The Artemis I mission patch. (Credit: NASA)

Over 50 years ago, the combined efforts of humanity led to our first landing on the moon. Today, we are on the cusp of reaching and surpassing this goal with the Artemis missions, which will explore and establish our presence on the lunar surface, as well as serve as a launchpad to the next step: Mars. 

This lofty goal begins with Artemis I, an uncrewed launch that will serve as a flight test to ensure crew safety during a crewed flight. It will test a safe launch and descent to and from the moon, as well as test new technology and instrumentation, demonstrating and establishing groundwork for our exploration into deep space. 

The Orion Spacecraft, which will bring astronauts into lunar orbit, will launch into an orbit that will take it further than any other spacecraft built to carry humans, traveling 280,000 miles from Earth and circling thousands of miles away from the moon.

The Orion Spacecraft atop Launch Pad 39B on August 29, 2022, being loaded with fuel. (Credit: NASA)

Currently, Artemis I is secured in High Bay 3 at Kennedy Space Center in Cape Canaveral, Florida to be assessed and checked. The current launch period is between November 12 and November 27, where the Orion Spacecraft will be launched from launch pad 39-B. 

There have been multiple attempts to launch Orion, starting with the first launch attempt on August 29, 2022. This attempt was scrubbed after a malfunction with a hydrogen bleed line occurred. 
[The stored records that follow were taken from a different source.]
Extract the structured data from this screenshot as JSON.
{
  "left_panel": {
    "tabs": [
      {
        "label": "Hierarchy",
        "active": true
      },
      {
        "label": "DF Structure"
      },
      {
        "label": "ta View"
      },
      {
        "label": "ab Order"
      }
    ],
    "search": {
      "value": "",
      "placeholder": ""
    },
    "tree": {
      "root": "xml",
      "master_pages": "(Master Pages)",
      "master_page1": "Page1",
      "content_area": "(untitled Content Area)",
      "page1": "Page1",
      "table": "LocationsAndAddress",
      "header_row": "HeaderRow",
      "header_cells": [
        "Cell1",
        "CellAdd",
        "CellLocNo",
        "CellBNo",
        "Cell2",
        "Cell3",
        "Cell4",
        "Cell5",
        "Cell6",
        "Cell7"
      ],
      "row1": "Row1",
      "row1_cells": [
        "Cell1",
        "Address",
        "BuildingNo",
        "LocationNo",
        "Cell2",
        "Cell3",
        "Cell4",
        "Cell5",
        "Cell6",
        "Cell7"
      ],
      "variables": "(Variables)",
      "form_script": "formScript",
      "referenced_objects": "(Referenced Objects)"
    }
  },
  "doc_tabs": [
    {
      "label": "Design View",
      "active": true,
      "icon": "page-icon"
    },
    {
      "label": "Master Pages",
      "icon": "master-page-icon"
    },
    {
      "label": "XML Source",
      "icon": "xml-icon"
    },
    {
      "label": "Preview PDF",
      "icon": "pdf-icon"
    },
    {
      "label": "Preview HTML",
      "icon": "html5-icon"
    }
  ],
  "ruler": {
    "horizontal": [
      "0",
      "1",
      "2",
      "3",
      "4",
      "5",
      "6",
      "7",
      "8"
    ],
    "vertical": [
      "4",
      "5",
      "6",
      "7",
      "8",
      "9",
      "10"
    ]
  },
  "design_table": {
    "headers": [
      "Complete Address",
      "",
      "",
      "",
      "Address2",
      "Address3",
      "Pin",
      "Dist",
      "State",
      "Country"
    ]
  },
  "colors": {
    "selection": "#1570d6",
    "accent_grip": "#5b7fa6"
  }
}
The launch, initially scheduled for 8:33 a.m., was delayed for two hours while NASA troubleshooted Orion’s fourth engine, whose hydrogen flow did not match the three other’s. 

A second launch attempt was made on September 3, 2022. Orion’s hydrogen fuel began leaking from the bottom of the rocket as it was being filled with gallons of fuel. The tanking operation was paused as engineers attempted to seal the leak in the supply line, before the launch was called off. 

The Orion Spacecraft atop Launch Pad 39B on August 29, 2022, being loaded with fuel. (Credit: NASA)

NASA did not make another attempt until the next launch period, September 27, 202, which was called off in preparation for Hurricane Ian. For its safety, Orion was rolled back to the Vehicle Assembly Building, where it stands now. 

Currently, NASA plans to launch Orion into Moon orbit during the November 12-27 launch period, which will give time to “evaluate any potential constraints before NASA sets a target date for the next launch attempt,” according to a post on NASA’s blog. 

The Artemis Missions hold great significance for the future of space exploration, and are intended to pave the way for an eventual crewed mission to Mars. 

While these Artemis missions aim for even greater exploration of the lunar surface, NASA’s long-term plans involve the construction of a lunar space station and an eventual habitable moon base. And each step of NASA’s Artemis missions brings us closer to our leap into deep space. 

Artemis I projected flight path and mission summary. (Credit: NASA)